§ Problem description
In the listing below, every line with the word "JSON" needs to be copied.

§ Extracted information

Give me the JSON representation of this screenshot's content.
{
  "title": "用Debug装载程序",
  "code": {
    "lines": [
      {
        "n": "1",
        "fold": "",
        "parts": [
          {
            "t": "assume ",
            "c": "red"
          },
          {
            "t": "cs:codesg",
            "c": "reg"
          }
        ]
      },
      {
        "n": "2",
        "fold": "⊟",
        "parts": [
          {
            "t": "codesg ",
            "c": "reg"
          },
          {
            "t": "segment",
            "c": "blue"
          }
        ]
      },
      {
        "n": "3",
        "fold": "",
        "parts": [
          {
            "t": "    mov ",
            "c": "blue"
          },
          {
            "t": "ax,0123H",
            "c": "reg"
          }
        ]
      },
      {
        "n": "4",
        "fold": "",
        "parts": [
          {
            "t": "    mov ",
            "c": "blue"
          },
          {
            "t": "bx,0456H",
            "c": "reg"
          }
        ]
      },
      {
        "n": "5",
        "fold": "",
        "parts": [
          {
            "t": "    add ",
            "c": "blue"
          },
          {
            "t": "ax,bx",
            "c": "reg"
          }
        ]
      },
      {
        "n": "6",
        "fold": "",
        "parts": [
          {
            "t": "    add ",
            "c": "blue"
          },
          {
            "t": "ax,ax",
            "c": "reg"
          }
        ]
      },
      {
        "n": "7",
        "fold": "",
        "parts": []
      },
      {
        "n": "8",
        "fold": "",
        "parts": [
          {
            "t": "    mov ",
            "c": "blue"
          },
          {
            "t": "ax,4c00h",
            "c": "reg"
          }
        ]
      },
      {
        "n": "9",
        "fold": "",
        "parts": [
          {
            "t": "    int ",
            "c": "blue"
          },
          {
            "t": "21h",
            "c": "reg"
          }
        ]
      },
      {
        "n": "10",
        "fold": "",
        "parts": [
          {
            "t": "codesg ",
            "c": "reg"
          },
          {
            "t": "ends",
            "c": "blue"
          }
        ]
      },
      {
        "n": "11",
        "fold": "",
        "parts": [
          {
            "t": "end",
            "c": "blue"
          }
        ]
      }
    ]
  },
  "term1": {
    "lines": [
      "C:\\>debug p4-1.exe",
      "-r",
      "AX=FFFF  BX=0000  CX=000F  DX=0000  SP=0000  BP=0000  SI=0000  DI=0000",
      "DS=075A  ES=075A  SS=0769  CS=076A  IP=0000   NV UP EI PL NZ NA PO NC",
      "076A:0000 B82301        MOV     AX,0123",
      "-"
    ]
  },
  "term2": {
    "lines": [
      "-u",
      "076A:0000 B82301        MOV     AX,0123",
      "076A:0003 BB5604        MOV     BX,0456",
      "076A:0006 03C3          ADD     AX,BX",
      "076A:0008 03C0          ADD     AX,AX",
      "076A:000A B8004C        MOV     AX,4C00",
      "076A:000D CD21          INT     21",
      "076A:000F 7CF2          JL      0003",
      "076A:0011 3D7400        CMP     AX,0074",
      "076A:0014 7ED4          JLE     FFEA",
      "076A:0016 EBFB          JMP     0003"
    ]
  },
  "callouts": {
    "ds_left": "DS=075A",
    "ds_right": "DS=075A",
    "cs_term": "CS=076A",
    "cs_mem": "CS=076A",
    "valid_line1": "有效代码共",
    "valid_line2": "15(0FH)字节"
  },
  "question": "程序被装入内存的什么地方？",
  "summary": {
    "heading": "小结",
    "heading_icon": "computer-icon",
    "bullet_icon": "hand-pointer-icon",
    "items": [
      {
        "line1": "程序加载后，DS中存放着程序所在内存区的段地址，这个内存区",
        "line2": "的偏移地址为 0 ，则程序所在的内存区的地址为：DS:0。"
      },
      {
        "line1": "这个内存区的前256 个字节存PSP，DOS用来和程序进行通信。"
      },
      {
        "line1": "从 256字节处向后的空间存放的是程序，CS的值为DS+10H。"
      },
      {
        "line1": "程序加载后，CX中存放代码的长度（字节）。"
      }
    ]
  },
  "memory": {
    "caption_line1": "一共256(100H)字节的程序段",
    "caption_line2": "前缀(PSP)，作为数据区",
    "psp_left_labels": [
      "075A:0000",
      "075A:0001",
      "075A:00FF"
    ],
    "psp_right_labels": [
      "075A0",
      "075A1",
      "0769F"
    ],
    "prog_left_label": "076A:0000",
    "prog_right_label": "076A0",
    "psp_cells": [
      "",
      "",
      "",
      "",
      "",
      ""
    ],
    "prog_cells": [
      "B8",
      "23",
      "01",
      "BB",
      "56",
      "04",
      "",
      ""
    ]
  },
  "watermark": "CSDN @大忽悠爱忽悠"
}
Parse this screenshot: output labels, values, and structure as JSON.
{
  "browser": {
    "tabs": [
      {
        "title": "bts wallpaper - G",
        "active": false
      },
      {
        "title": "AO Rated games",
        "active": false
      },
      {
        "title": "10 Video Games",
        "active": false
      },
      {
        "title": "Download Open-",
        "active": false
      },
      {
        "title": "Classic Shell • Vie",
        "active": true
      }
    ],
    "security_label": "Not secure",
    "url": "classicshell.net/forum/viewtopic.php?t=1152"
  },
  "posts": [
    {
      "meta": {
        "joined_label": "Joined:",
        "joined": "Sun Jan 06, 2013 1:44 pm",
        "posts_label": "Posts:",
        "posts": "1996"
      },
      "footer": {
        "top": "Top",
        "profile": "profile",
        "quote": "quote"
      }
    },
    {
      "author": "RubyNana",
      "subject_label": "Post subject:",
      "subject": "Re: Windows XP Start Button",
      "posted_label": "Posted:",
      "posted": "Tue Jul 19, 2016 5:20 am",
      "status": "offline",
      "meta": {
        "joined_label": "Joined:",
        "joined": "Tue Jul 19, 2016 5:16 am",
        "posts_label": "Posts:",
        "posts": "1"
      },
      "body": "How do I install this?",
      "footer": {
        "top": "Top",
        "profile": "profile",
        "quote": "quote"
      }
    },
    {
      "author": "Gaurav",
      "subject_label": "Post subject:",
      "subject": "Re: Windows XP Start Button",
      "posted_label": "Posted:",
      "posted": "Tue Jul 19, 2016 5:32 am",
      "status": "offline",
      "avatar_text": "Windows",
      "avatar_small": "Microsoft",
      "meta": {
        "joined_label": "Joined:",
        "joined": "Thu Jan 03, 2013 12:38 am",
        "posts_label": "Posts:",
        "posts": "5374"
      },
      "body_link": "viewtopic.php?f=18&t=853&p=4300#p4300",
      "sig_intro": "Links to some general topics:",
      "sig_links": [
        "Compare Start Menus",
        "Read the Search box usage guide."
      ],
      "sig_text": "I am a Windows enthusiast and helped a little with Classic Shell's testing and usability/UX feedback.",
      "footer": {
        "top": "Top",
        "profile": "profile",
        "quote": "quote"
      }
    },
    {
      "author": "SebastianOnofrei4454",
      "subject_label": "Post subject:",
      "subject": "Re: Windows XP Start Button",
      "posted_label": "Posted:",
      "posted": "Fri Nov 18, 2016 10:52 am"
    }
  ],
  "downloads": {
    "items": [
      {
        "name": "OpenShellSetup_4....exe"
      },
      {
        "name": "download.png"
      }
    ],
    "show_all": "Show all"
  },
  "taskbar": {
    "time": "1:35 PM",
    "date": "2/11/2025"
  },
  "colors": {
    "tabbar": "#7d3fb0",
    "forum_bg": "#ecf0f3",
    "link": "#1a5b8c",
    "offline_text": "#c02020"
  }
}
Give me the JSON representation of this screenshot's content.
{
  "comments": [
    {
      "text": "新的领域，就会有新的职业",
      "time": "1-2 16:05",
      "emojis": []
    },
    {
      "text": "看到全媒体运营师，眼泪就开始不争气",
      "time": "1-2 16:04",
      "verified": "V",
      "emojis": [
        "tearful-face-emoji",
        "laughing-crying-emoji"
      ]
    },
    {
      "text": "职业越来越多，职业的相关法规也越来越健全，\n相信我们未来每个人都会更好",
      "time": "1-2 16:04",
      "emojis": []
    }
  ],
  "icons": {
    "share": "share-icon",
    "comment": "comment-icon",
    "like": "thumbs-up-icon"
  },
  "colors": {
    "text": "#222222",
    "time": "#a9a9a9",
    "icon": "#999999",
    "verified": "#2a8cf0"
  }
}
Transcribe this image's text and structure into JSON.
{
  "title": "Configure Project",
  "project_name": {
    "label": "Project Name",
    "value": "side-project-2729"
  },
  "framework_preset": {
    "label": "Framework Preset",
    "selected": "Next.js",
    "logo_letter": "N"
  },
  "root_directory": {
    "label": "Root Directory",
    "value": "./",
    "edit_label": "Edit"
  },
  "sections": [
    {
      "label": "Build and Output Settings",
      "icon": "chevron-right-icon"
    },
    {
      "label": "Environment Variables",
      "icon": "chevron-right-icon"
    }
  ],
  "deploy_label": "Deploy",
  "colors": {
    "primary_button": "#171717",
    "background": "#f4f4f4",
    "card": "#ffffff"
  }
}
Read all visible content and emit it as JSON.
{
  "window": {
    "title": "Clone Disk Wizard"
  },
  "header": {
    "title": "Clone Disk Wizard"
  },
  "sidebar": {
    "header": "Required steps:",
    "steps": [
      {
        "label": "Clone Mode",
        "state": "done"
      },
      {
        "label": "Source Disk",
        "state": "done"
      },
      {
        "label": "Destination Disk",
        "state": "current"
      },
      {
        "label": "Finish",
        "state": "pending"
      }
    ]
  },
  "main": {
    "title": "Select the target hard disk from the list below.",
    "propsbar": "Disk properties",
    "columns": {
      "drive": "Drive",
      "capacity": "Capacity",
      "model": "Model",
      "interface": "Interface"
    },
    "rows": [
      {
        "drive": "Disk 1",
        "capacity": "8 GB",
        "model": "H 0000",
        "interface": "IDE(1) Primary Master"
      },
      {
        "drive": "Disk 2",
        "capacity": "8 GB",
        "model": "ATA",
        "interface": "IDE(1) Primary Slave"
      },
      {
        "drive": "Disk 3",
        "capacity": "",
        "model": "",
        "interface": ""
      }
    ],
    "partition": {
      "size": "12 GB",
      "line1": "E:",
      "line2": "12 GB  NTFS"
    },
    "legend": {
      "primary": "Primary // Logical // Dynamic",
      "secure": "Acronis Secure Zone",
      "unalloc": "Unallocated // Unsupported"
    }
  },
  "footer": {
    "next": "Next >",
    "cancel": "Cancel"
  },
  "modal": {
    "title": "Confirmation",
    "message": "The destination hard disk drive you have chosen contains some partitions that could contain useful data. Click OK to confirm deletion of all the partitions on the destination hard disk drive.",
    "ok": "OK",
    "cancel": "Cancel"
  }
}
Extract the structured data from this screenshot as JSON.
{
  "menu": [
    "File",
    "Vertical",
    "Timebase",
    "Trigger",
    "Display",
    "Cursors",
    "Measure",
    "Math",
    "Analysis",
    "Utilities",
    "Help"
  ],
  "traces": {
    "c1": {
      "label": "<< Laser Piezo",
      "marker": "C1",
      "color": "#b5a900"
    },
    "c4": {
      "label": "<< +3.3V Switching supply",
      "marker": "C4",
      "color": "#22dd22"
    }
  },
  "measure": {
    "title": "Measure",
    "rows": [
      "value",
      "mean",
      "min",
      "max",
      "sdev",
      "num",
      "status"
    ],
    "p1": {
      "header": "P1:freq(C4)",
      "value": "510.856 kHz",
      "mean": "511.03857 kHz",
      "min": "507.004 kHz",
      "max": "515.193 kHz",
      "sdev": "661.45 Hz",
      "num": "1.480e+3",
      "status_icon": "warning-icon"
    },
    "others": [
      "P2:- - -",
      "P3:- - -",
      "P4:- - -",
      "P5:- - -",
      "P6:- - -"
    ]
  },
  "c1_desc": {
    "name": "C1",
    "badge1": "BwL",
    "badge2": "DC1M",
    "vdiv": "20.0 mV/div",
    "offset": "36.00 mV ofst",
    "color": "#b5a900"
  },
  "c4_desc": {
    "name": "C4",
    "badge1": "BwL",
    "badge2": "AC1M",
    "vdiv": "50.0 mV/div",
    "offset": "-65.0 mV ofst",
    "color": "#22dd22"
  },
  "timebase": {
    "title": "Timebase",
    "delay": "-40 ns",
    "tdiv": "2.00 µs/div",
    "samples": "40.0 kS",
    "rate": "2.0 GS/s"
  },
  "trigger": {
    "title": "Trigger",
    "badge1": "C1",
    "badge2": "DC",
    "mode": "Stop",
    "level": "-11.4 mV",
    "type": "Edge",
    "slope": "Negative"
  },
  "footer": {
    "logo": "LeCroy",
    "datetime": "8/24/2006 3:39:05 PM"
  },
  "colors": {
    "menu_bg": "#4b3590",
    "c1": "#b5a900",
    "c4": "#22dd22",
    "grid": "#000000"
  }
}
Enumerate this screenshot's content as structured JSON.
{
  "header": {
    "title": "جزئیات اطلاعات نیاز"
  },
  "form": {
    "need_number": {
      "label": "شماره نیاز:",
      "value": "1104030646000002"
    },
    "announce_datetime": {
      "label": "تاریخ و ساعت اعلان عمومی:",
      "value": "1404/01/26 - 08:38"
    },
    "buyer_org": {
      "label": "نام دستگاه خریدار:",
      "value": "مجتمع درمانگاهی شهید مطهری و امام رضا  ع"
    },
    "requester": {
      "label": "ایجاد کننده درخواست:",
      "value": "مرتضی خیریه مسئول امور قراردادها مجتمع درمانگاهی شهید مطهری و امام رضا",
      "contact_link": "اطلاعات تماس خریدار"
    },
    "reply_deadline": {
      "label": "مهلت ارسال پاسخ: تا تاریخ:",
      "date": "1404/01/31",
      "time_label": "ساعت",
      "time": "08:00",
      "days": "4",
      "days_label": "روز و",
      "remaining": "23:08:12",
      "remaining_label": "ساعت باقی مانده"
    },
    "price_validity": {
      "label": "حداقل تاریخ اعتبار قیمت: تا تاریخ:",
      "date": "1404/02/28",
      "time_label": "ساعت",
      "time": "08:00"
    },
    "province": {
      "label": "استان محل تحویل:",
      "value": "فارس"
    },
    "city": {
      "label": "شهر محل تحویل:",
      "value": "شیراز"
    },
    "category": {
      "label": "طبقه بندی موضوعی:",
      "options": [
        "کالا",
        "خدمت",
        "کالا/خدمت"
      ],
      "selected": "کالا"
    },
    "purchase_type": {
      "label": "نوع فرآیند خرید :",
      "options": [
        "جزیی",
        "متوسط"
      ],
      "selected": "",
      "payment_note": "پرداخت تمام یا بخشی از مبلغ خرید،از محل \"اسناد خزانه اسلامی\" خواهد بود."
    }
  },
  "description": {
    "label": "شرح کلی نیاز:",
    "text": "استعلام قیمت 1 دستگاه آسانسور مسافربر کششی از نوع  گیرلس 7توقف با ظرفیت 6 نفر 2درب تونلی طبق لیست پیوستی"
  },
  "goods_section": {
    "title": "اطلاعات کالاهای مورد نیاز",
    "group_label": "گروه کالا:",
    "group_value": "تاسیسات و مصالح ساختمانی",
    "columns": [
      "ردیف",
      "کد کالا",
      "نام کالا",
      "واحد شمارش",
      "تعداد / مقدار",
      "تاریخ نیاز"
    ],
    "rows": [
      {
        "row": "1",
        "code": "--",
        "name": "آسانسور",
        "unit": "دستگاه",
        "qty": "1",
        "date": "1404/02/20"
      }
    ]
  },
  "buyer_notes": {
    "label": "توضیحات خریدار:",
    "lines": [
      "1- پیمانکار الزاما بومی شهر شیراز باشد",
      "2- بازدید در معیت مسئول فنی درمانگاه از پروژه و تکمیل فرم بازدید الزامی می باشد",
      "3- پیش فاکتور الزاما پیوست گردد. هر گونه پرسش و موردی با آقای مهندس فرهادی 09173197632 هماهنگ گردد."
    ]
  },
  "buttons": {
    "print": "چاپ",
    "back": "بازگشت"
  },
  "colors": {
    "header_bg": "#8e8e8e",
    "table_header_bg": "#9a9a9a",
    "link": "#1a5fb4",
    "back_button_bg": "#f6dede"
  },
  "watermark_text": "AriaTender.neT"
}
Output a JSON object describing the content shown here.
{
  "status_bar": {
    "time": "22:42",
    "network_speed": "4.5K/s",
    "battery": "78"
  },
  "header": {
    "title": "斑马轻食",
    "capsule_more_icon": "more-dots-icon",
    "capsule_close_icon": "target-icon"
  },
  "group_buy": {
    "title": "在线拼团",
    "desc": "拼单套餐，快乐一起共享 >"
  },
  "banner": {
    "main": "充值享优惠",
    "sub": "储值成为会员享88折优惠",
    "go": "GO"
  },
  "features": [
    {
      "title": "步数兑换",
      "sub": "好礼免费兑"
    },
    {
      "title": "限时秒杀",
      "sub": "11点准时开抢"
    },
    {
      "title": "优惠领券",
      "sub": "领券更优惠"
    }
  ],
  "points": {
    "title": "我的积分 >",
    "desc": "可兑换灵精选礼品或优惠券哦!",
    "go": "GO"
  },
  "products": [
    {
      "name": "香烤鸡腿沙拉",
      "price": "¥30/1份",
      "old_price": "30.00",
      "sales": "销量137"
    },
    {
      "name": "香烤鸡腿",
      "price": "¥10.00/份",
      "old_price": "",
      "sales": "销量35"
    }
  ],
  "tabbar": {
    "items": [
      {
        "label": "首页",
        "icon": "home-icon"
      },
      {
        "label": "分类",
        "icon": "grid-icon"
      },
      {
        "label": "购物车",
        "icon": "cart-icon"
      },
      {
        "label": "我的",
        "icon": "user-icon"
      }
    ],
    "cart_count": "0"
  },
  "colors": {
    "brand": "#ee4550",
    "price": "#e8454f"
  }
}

§ Task answer
Give me the JSON representation of this screenshot's content.
Parse this screenshot: output labels, values, and structure as JSON.
Give me the JSON representation of this screenshot's content.
Transcribe this image's text and structure into JSON.
Read all visible content and emit it as JSON.
Extract the structured data from this screenshot as JSON.
Enumerate this screenshot's content as structured JSON.
Output a JSON object describing the content shown here.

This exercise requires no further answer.